Intake Valve Closing
A good flowing intake port can take advantage of later intake valve closing. At higher rpm, where a good flowing port is still unrestricted, the later intake valve closing is allowing the charge air to fill the cylinder and build cylinder pressure. A poor flowing port that is choked at a lower rpm can benefit from earlier intake valve closing. It's important to build as much cylinder pressure as possible when closing the intake valve. If the intake port is choked and can't keep filling the cylinder, it's advantageous to close the intake valve earlier so the cylinder pressure is maintained. As you can imagine throwing a long duration camshaft that closes the intake valve late on a poor flowing engine combination will most likely hurt low to midrange power without making any peak power gains. Intake valve closing is very important and can have a dramatic impact on power production and the power curve.

Exhaust Valve Opening

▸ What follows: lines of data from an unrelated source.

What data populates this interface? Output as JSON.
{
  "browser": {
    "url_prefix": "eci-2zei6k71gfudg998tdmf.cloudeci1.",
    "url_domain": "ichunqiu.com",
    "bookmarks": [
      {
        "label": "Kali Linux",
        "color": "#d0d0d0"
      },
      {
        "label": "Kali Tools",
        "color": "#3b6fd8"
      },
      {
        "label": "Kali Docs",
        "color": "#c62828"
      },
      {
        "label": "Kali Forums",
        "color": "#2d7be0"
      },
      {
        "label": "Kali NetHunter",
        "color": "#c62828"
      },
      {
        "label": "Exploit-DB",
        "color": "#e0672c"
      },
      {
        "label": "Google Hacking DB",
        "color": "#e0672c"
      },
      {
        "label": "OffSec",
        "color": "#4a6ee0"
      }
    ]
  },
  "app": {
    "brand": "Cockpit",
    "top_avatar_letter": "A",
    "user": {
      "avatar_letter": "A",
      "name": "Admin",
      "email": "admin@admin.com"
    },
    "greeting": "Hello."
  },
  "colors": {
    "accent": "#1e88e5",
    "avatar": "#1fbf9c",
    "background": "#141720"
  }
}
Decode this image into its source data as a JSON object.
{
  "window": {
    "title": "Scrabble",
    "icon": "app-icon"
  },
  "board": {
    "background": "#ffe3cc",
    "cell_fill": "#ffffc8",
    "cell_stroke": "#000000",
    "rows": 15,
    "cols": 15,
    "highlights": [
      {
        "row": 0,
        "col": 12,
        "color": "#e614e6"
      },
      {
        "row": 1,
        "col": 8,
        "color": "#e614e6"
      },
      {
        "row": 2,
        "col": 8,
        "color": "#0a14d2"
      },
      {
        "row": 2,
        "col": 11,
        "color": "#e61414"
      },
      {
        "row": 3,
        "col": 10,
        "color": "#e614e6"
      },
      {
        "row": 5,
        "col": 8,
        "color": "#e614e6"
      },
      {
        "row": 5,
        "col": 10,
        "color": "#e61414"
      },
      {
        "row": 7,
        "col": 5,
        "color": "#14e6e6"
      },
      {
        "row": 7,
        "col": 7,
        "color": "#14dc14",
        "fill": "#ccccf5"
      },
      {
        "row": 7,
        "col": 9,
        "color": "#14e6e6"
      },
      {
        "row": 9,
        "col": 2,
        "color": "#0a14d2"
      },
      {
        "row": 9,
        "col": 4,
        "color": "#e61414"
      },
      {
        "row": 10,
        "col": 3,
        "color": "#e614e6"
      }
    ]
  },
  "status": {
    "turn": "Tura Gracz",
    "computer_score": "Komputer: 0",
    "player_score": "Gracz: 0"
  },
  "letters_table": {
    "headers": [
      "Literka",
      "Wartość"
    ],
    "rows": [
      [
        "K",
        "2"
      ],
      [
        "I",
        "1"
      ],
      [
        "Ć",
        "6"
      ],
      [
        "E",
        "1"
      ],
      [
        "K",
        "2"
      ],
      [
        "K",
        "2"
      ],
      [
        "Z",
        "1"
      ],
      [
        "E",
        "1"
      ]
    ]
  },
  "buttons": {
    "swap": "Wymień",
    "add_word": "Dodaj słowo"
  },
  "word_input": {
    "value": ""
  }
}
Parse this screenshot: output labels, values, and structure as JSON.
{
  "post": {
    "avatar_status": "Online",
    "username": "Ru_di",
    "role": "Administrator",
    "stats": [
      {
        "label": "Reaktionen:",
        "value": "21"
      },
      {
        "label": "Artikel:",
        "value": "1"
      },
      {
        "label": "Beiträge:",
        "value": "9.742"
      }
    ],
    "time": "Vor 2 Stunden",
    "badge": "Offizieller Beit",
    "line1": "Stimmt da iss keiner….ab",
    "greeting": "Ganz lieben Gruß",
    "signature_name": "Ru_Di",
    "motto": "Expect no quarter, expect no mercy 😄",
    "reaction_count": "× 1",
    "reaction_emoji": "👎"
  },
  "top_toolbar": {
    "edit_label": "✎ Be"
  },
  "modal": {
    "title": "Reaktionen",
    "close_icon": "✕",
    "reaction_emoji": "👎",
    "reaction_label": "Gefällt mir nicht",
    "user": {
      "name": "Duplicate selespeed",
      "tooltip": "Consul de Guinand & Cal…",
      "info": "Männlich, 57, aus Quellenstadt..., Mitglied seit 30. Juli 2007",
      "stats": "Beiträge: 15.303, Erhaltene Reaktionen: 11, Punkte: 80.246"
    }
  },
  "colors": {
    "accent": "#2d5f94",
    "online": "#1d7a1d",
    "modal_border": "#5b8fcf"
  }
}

A restrictive exhaust port can benefit from earlier exhaust valve opening. Opening the exhaust valve early bleeds off the pressure from the power stroke that is pushing down on the piston and producing torque, but at the same time it gives the exhaust more time to evacuate the cylinder through the exhaust port. It takes power to push the exhaust gases out the exhaust port, this is called pumping loss. The earlier exhaust valve opening on a poor flowing exhaust port can reduce this pumping loss and increase power. The trick is for the reduction in pumping loss to outweigh the power lost in the power stroke. With a good flowing exhaust port and little backpressure we can open the exhaust valve later because it's easier for the exhaust gas to get out of the cylinder (lower pumping loss). The later exhaust valve opening also keeps more cylinder pressure in the power stroke. My initial thoughts told me that since the turbocharger is a restriction on the exhaust side, a turbo car, especially with a stock turbo, can really benefit from opening the exhaust early; conducting a test on a stock turbo car changed my thinking. I installed an aggressive exhaust camshaft on a stock turbo car and it lost a lot of low-end torque, and didn't make much more peak power. I remembered that a turbocharged engine makes power a little differently than a naturally aspirated engine. The cylinder pressure that pushes down on the piston from the combustion process last longer, meaning it pushes down longer over the rotation of the crank. Imagine giving a naturally aspirated combustion stroke a quick and violent shove and the turbocharged a steady long push. This steady long push can be cut short when you start to open the exhaust valve too early. Remember that the exhaust valve starts to open well before the piston reaches the bottom of the power stroke to give the exhaust gas time to get out. Well, now we have a dilemma. If we open the exhaust valve too early we lose low rpm power but if we open it too late we lose top-end power due to pumping loss. This led me to another thought. The restriction (turbine) is after the exhaust port/valve and at lower mass flow rates (rpm), the exhaust port to turbine flow ratio. Remember that a turbocharger acts like a restriction after the exhaust port so the exhaust valve opening event requirement will be different than that of a naturally aspirated engine.